various sizes depending on what was available at the time;
(4) were paid under a common policy implemented by Loomis;
and (5) regularly worked more than fifty hours each week but
were not compensated for weeks when they rode in small
vehicles weighing less than 10, 000 pounds. See
(Doc. Nos. 28-4; 28-5; 28-6; 28- 7; 28-8; 28-9). Myers also
produced paystubs as evidence that Loomis failed to properly
pay ASTs overtime compensation for all weeks. (Doc. No.
28-2). Finally, Myers provided Loomis' Fleet Inventory
List that identifies both overweight and underweight vehicles
used by ASTs in its North Carolina branches. (Doc. No.
28-16). Thus, the Court finds that the limited factual
showing is sufficient to satisfy the lenient standard at this
opposes conditional certification based on its intent to
assert an affirmative defense under the motor carrier
exemption. (Doc. No. 31, pp. 10-12). Specifically, Loomis
contends that plaintiffs' claims and Loomis'
potential defense will require highly individualized
inquiries and thus the claims are inappropriate for class
certification. Id. at 15. The Court, however, finds
that this argument is premature and more appropriately
considered during the second stage of the collective action
certification when the evidentiary record and Loomis'
defenses have been fully developed. See Holmes v.
Charleston Ret. Inv'rs, LLC, 115 F.Supp.3d 653, 659
(D.S.C. 2014) (rejecting a similar argument made by the
defendant). The fact that plaintiffs might be exempt from the
FLSA due to the Motor Carrier Act (“MCA”), and
that the application of the MCA exemption might require an
individualized inquiry, does not preclude conditional
certification. See Rosinbaum v. Flowers Foods, Inc.,
238 F.Supp.3d 738, 746-47 (E.D. N.C. 2017) (“[W]here
defendants oppose conditional certification on the ground
that some defenses may require a degree of individualized
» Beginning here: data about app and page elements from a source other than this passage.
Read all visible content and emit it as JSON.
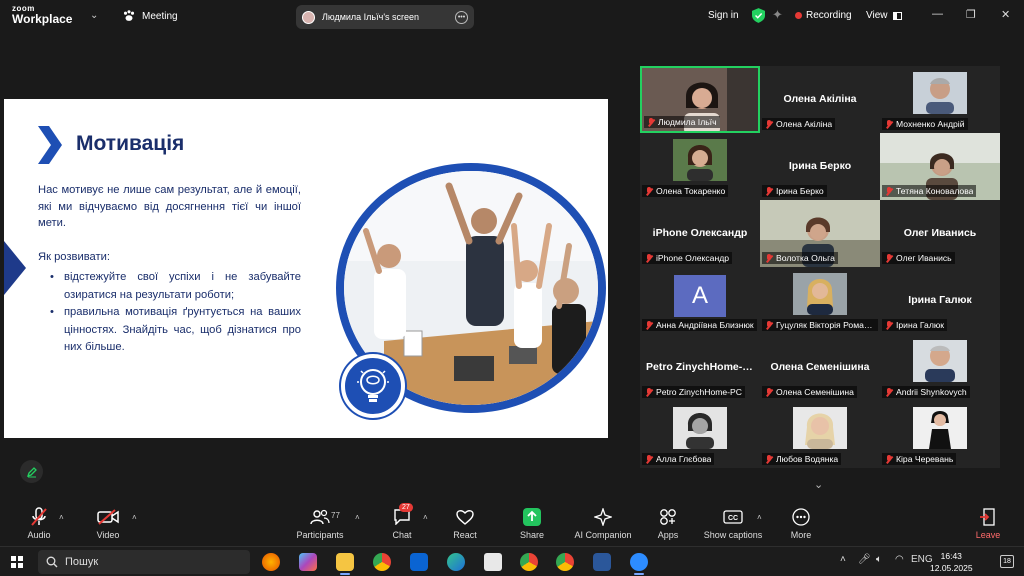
{
  "app": {
    "logo_line1": "zoom",
    "logo_line2": "Workplace",
    "meeting_label": "Meeting",
    "screen_share_label": "Людмила Ільїч's screen",
    "sign_in": "Sign in",
    "recording": "Recording",
    "view": "View"
  },
  "slide": {
    "title": "Мотивація",
    "paragraph": "Нас мотивує не лише сам результат, але й емоції, які ми відчуваємо від досягнення тієї чи іншої мети.",
    "subheading": "Як розвивати:",
    "bullets": [
      "відстежуйте свої успіхи і не забувайте озиратися на результати роботи;",
      "правильна мотивація ґрунтується на ваших цінностях. Знайдіть час, щоб дізнатися про них більше."
    ]
  },
  "gallery": {
    "tiles": [
      {
        "label": "Людмила Ільїч",
        "big": ""
      },
      {
        "label": "Олена Акіліна",
        "big": "Олена Акіліна"
      },
      {
        "label": "Мохненко Андрій",
        "big": ""
      },
      {
        "label": "Олена Токаренко",
        "big": ""
      },
      {
        "label": "Ірина Берко",
        "big": "Ірина Берко"
      },
      {
        "label": "Тетяна Коновалова",
        "big": ""
      },
      {
        "label": "iPhone Олександр",
        "big": "iPhone Олександр"
      },
      {
        "label": "Волотка Ольга",
        "big": ""
      },
      {
        "label": "Олег Иванись",
        "big": "Олег Иванись"
      },
      {
        "label": "Анна Андріївна Близнюк",
        "big": "",
        "initial": "A"
      },
      {
        "label": "Гуцуляк Вікторія Романівна",
        "big": ""
      },
      {
        "label": "Ірина Галюк",
        "big": "Ірина Галюк"
      },
      {
        "label": "Petro ZinychHome-PC",
        "big": "Petro ZinychHome-PC"
      },
      {
        "label": "Олена Семенішина",
        "big": "Олена Семенішина"
      },
      {
        "label": "Andrii Shynkovych",
        "big": ""
      },
      {
        "label": "Алла Глєбова",
        "big": ""
      },
      {
        "label": "Любов Водянка",
        "big": ""
      },
      {
        "label": "Кіра Черевань",
        "big": ""
      }
    ]
  },
  "toolbar": {
    "audio": "Audio",
    "video": "Video",
    "participants": "Participants",
    "participants_count": "77",
    "chat": "Chat",
    "chat_badge": "27",
    "react": "React",
    "share": "Share",
    "ai_companion": "AI Companion",
    "apps": "Apps",
    "show_captions": "Show captions",
    "more": "More",
    "leave": "Leave"
  },
  "taskbar": {
    "search_placeholder": "Пошук",
    "language": "ENG",
    "time": "16:43",
    "date": "12.05.2025",
    "notifications": "18"
  },
  "colors": {
    "slide_blue": "#1e3a8a",
    "active_speaker": "#23d160",
    "recording_red": "#e53935",
    "share_green": "#23c45e"
  }
}
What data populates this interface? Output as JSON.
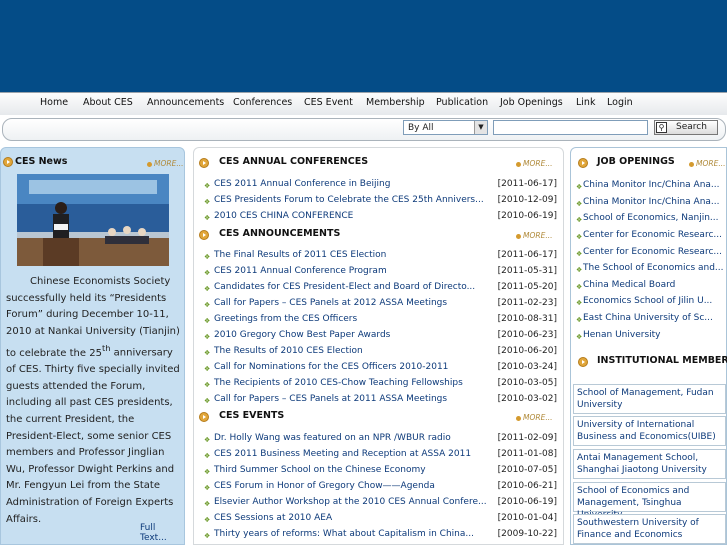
{
  "nav": [
    "Home",
    "About CES",
    "Announcements",
    "Conferences",
    "CES Event",
    "Membership",
    "Publication",
    "Job Openings",
    "Link",
    "Login"
  ],
  "search": {
    "scope": "By All",
    "button": "Search"
  },
  "news": {
    "title": "CES News",
    "more": "MORE",
    "body_before": "Chinese Economists Society successfully held its “Presidents Forum” during December 10-11, 2010 at Nankai University (Tianjin) to celebrate the 25",
    "sup": "th",
    "body_after": " anniversary of CES. Thirty five specially invited guests attended the Forum, including all past CES presidents, the current President, the President-Elect, some senior CES members and Professor Jinglian Wu, Professor Dwight Perkins and Mr. Fengyun Lei from the State Administration of Foreign Experts Affairs.",
    "full": "Full Text..."
  },
  "conferences": {
    "title": "CES ANNUAL CONFERENCES",
    "more": "MORE",
    "items": [
      {
        "title": "CES 2011 Annual Conference in Beijing",
        "date": "[2011-06-17]"
      },
      {
        "title": "CES Presidents Forum to Celebrate the CES 25th Annivers...",
        "date": "[2010-12-09]"
      },
      {
        "title": "2010 CES CHINA CONFERENCE",
        "date": "[2010-06-19]"
      }
    ]
  },
  "announcements": {
    "title": "CES ANNOUNCEMENTS",
    "more": "MORE",
    "items": [
      {
        "title": "The Final Results of 2011 CES Election",
        "date": "[2011-06-17]"
      },
      {
        "title": "CES 2011 Annual Conference Program",
        "date": "[2011-05-31]"
      },
      {
        "title": "Candidates for CES President-Elect and Board of Directo...",
        "date": "[2011-05-20]"
      },
      {
        "title": "Call for Papers – CES Panels at 2012 ASSA Meetings",
        "date": "[2011-02-23]"
      },
      {
        "title": "Greetings from the CES Officers",
        "date": "[2010-08-31]"
      },
      {
        "title": "2010 Gregory Chow Best Paper Awards",
        "date": "[2010-06-23]"
      },
      {
        "title": "The Results of 2010 CES Election",
        "date": "[2010-06-20]"
      },
      {
        "title": "Call for Nominations for the CES Officers 2010-2011",
        "date": "[2010-03-24]"
      },
      {
        "title": "The Recipients of 2010 CES-Chow Teaching Fellowships",
        "date": "[2010-03-05]"
      },
      {
        "title": "Call for Papers – CES Panels at 2011 ASSA Meetings",
        "date": "[2010-03-02]"
      }
    ]
  },
  "events": {
    "title": "CES EVENTS",
    "more": "MORE",
    "items": [
      {
        "title": "Dr. Holly Wang was featured on an NPR /WBUR radio",
        "date": "[2011-02-09]"
      },
      {
        "title": "CES 2011 Business Meeting and Reception at ASSA 2011",
        "date": "[2011-01-08]"
      },
      {
        "title": "Third Summer School on the Chinese Economy",
        "date": "[2010-07-05]"
      },
      {
        "title": "CES Forum in Honor of Gregory Chow——Agenda",
        "date": "[2010-06-21]"
      },
      {
        "title": "Elsevier Author Workshop at the 2010 CES Annual Confere...",
        "date": "[2010-06-19]"
      },
      {
        "title": "CES Sessions at 2010 AEA",
        "date": "[2010-01-04]"
      },
      {
        "title": "Thirty years of reforms: What about Capitalism in China...",
        "date": "[2009-10-22]"
      }
    ]
  },
  "jobs": {
    "title": "JOB OPENINGS",
    "more": "MORE",
    "items": [
      "China Monitor Inc/China Ana...",
      "China Monitor Inc/China Ana...",
      "School of Economics, Nanjin...",
      "Center for Economic Researc...",
      "Center for Economic Researc...",
      "The School of Economics and...",
      "China Medical Board",
      "Economics School of Jilin U...",
      "East China University of Sc...",
      "Henan University"
    ]
  },
  "institutions": {
    "title": "INSTITUTIONAL MEMBERS",
    "items": [
      "School of Management, Fudan University",
      "University of International Business and Economics(UIBE)",
      "Antai Management School, Shanghai Jiaotong University",
      "School of Economics and Management, Tsinghua University",
      "Southwestern University of Finance and Economics"
    ]
  },
  "colors": {
    "banner": "#044c87",
    "accent": "#e1a63a",
    "link": "#0d3a7a",
    "news_bg": "#c7dff1"
  }
}
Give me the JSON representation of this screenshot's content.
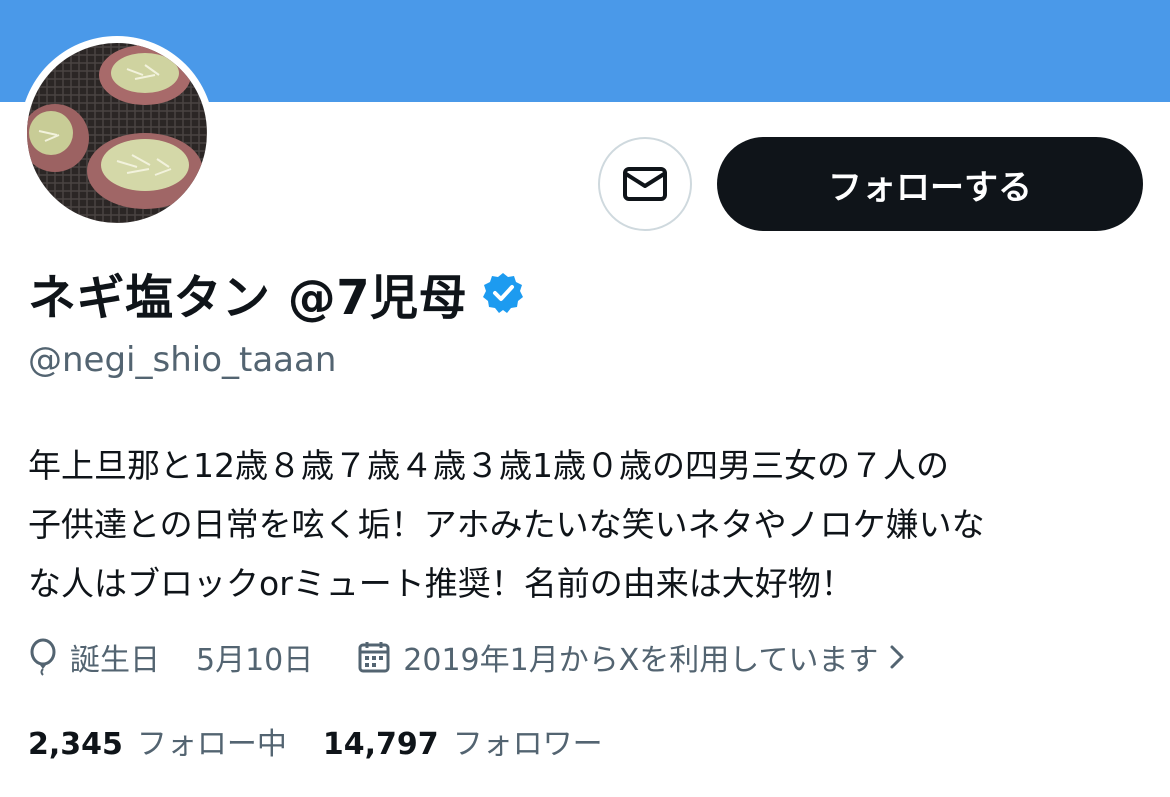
{
  "profile": {
    "display_name": "ネギ塩タン @7児母",
    "handle": "@negi_shio_taaan",
    "verified_icon": "verified-badge-icon",
    "bio_lines": [
      "年上旦那と12歳８歳７歳４歳３歳1歳０歳の四男三女の７人の",
      "子供達との日常を呟く垢！アホみたいな笑いネタやノロケ嫌いな",
      "な人はブロックorミュート推奨！名前の由来は大好物！"
    ],
    "birthday_label": "誕生日",
    "birthday_value": "5月10日",
    "joined_text": "2019年1月からXを利用しています"
  },
  "actions": {
    "message_icon": "envelope-icon",
    "follow_label": "フォローする"
  },
  "stats": {
    "following_count": "2,345",
    "following_label": "フォロー中",
    "followers_count": "14,797",
    "followers_label": "フォロワー"
  },
  "colors": {
    "banner": "#4a99e9",
    "accent": "#1d9bf0",
    "follow_button": "#0f1419",
    "secondary_text": "#536471"
  }
}
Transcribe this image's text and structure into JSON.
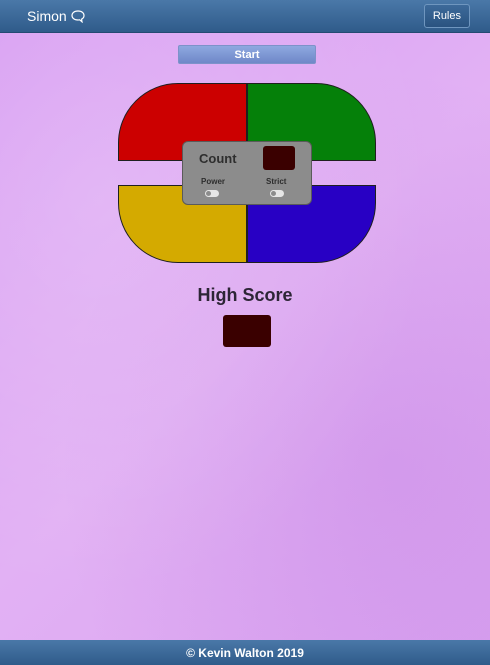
{
  "navbar": {
    "brand": "Simon",
    "brand_icon": "speech-bubble-icon",
    "rules_label": "Rules",
    "colors": {
      "bar": "#2f5b8a"
    }
  },
  "start_label": "Start",
  "board": {
    "pads": [
      {
        "name": "red",
        "color": "#cc0000"
      },
      {
        "name": "green",
        "color": "#058009"
      },
      {
        "name": "yellow",
        "color": "#d4aa00"
      },
      {
        "name": "blue",
        "color": "#2800c4"
      }
    ],
    "count_label": "Count",
    "count_value": "",
    "power_label": "Power",
    "strict_label": "Strict"
  },
  "high_score": {
    "title": "High Score",
    "value": ""
  },
  "footer": {
    "text": "© Kevin Walton 2019"
  }
}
inquiry, defendants' opposition is unavailing.”);
see also Schilling v. Schmidt Baking Co., No.
TDC-16-2498, 2018 WL 3520432, at *6 (D. Md. ...